When I visited Grand Tetons National Park this summer with my family, we took a float trip down Snake River, lazily admiring the view as the guide taught us about the surrounding environment. To our right, impossible to miss, were the Tetons themselves, a part of the Rocky Mountain Range, uniquely jutting out of an otherwise nearly flat environment. The difference in the elevation of the mountains and the surrounding environment is stark. The sheer size gives you a feeling of insignificance and the beauty threatens to take your breath away.
Through the slightly hazy air (due to a nearby forest fire), it was still easy to make out what is known as The Middle Teton Glacier, a white patch on the grey mountains. After pointing the glacier out, our guide explained that in the past 60 years, the glacier had shrunk by 25%. While glaciers are a relatively insignificant part of the beauty of this particular park, their retreat shows one of the many effects that climate change is having on National Parks.

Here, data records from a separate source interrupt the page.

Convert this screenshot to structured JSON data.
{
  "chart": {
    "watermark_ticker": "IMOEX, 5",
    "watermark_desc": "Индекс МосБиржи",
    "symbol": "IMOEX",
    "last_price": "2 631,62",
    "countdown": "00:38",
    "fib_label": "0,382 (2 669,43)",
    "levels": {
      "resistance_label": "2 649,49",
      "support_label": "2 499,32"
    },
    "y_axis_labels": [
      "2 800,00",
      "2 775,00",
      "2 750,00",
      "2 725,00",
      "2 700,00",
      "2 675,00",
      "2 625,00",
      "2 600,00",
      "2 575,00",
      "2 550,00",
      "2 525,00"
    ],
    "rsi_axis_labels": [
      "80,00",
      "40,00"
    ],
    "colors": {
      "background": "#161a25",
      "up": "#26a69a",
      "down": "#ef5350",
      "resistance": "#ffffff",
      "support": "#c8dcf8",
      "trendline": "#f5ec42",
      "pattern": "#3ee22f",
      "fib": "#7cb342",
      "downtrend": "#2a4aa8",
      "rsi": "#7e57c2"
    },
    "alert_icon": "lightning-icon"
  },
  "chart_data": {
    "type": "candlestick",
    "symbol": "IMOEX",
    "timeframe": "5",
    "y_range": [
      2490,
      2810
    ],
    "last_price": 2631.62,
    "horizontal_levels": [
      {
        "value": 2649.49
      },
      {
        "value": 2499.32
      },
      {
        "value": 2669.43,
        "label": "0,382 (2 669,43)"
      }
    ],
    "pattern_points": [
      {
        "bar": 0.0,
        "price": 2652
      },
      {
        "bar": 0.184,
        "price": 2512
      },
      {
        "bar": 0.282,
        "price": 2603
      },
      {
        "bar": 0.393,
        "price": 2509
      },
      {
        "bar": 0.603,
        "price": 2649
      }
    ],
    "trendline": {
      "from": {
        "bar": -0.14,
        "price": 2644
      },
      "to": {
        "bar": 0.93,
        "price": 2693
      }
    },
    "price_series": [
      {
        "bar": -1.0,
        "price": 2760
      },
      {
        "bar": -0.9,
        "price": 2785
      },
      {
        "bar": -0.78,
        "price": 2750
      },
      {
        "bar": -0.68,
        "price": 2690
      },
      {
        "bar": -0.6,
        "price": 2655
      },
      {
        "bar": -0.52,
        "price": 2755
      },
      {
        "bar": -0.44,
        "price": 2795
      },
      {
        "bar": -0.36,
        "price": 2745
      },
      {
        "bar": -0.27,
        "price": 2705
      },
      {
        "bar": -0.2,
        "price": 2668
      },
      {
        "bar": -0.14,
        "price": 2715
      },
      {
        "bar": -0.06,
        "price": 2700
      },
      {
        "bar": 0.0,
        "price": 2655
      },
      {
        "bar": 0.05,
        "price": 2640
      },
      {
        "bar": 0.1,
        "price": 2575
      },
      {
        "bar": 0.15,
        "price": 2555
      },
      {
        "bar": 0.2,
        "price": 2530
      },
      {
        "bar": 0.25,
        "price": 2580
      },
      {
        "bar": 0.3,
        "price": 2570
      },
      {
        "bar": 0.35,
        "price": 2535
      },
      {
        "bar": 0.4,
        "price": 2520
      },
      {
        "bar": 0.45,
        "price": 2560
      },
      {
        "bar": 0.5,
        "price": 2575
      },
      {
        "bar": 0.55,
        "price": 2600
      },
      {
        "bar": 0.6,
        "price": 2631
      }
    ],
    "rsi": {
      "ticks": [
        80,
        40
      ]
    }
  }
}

In fact, climate change is threatening all of our country’s National Parks to varying degree, leading to the unfortunate truth that our National Parks are going to change. An article by Oliver Milman, an environmental reporter for The Guardian, explains what changes are occurring and how they are transforming parks. Milman highlights the shrinkage of glaciers, the increase of wildfires, and sea level rise as pressing issues for the maintenance of parks as we know them.
As climate changes, it is only to be expected that National Parks change too, with highly interdependent ecosystems struggling to adjust to single changes that have giant impacts. Glaciers are melting across the US, affecting parks ranging from the Grand Tetons to Yosemite to Glacier National Park itself. It is hard to imagine exactly what to do with a park named for its glaciers, when those glaciers are likely going to disappear by the middle of the century. In the Everglades, rising sea levels bring rising levels of salt to the marsh, threatening the lives of various species of plants and animals. Wildfire season is expanding, shorter winters are causing an increased threat to plants from bugs whose populations remain stronger even through the colder months, and warmer weather is pushing certain species of plants and animals up to higher elevations. Certain parks, such as Glacier National Park and Joshua Tree National Park, see a high level of threat to the very objects the parks are named after.
These changes are significant and multi-dimensional. One single change can spread across an entire food chain, and the changes caused by the climate aren’t small. Even if emissions were cut back, the damage done to existing environments is unlikely to reverse, and with the Trump administration refusing to acknowledge climate change as a significant (or even existent) issue.
However, just because parks are changing, there will still be beauty in the nature that will exist in the future. An article for National Geographic by Michelle Nijhuis describes what the role of directors of these parks in adapting to change, maintaining traditional environments, and protecting threatened landscapes/species. Since first forming in 1916, the National Park Service’s mission has been to: “preserve unimpaired the natural and cultural resources and values of the national park system for the enjoyment, education, and inspiration of this and future generations.” (Source)
Michelle Nijhuis explores exactly what is meant by “unimpaired” in her article, “How the Parks of Tomorrow Will Be Different.” Originally, parks made the effort to keep landscapes the same as they had been historically, through actions such as preventing wildfires. As knowledge expanded, this mission changed to allow the environment to adapt on its own, through actions such as allowing wildfires to keep burning and reintroducing extinct wolf populations in Yellowstone in the hope that the ecosystem would be able to support itself.
Now, climate change is leading to a new question about the role of the National Park Service. Historic landscapes are going to change, and the idea of simply letting parks be does not seem like the proper solution. A consensus has not quite been reached, but park rangers are attempting to mitigate damage to certain species by transporting them to more favorable environments with warming weather.
Climate change poses a significant danger to parks, but it does not mean the end of beauty of nature. While these parks are changing, both nature and park rangers are making an effort at resilience. Even if Glacier National Park no longer includes glaciers, it will still be home to magnificent mountains and stargazing.